Poor access to prenatal care, education cited as contributors
November 15, 2013 — Immigrant women who live in regions of Spain with high unemployment rates are three times more likely to have stillborn infants than Spanish-born women living in more thriving areas of the country, according to a study by an international team of scientists led by Harvard School of Public Health (HSPH). Many poor women with low levels of education who have migrated in recent years to Spain from Sub-Saharan Africa and other developing countries were particularly affected, the researchers reported.
The study was published in the October 2013 issue of the European Journal of Epidemiology. The study is believed to be the first to show the effect of unemployment on stillbirth at a national level.
Poor access to prenatal and other medical care for undocumented immigrants in Spain contributes to the number of stillbirths. “Currently, the Spanish government has banned access to preventive care for undocumented immigrants,” said lead author Miguel Angel Luque Fernandez, researcher in the Department of Epidemiology at HSPH. “But it is more expensive for a health care system to deal with stillbirths than healthy newborn infants in terms of socioeconomic and human costs. Instead of banning prenatal care for undocumented migrant women, governments should reinforce access to preventive health care for immigrant pregnant women and provide them support.”

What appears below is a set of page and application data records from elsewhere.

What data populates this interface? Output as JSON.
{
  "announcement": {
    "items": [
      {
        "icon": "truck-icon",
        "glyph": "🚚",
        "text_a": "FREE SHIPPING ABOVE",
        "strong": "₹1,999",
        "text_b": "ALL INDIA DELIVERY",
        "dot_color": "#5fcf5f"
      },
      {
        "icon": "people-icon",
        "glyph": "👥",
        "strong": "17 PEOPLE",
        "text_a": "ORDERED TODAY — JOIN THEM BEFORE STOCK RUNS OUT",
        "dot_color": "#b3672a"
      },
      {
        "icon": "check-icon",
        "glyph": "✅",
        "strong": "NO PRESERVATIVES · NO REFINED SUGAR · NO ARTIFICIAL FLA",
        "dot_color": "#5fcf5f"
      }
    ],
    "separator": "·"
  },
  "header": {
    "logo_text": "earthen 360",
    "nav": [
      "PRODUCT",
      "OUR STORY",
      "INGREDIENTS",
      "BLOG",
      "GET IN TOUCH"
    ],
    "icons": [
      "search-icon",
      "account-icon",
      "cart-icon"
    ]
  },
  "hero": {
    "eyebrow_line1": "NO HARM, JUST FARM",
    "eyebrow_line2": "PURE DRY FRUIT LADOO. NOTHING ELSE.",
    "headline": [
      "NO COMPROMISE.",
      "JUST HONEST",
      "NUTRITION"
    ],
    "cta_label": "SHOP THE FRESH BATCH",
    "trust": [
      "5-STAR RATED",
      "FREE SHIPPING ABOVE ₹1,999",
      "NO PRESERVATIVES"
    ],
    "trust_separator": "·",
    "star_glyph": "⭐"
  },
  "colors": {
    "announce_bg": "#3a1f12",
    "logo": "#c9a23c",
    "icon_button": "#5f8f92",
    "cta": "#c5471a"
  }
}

The study included 1,920,235 single, live births and 5,560 stillbirths from 2007 to 2010 in Spain. Women living in regions of Spain with the highest unemployment rates had a 160% greater chance of delivering a stillborn than those living in areas with lower unemployment. The odds of stillbirth were nearly twice as high for African-born women than for Spanish-born women, and also were nearly double for women with low educational attainment compared to women with higher education levels.
Over the last decade, Spain has experienced a dramatic demographic change due to immigration. In 2007, 24% of reproductive-age women in Spain were foreign-born as compared with 10 years earlier. In addition, foreign-born women typically have twice the number of pregnancies as native Spanish women, which may contribute to the higher number of stillbirths.
Pre-existing medical conditions, such as malnutrition, malaria, HIV, and other infections, contribute to the higher risk of stillbirths among newly arriving foreign-born women in Spain, particularly those emigrating from Sub-Saharan African countries, the authors wrote.
“Socio-economic adversity and related psychosocial stressors are important determinants of the health and wellbeing of mothers and children. This study demonstrates the link between macroeconomic changes and history of social inequity and health outcomes in the most vulnerable populations,” said senior author Michelle Williams, Steven B. Kay Family Professor of Public Health at HSPH; chair, Department of Epidemiology at HSPH, and director of the Harvard Catalyst Health Disparities Research Program.
Bizu Gelaye, program director of the Multidisciplinary International Research Training Program, based in the Department of Epidemiology at HSPH, also participated in the study, as did researchers from John Hopkins School of Public Health in Baltimore; the University of Cape Town, South Africa; the Hospital Las Cruces in Bilbao, Spain; the University of Alcala de Henares, Madrid, Spain; and the University of Newcastle, Australia.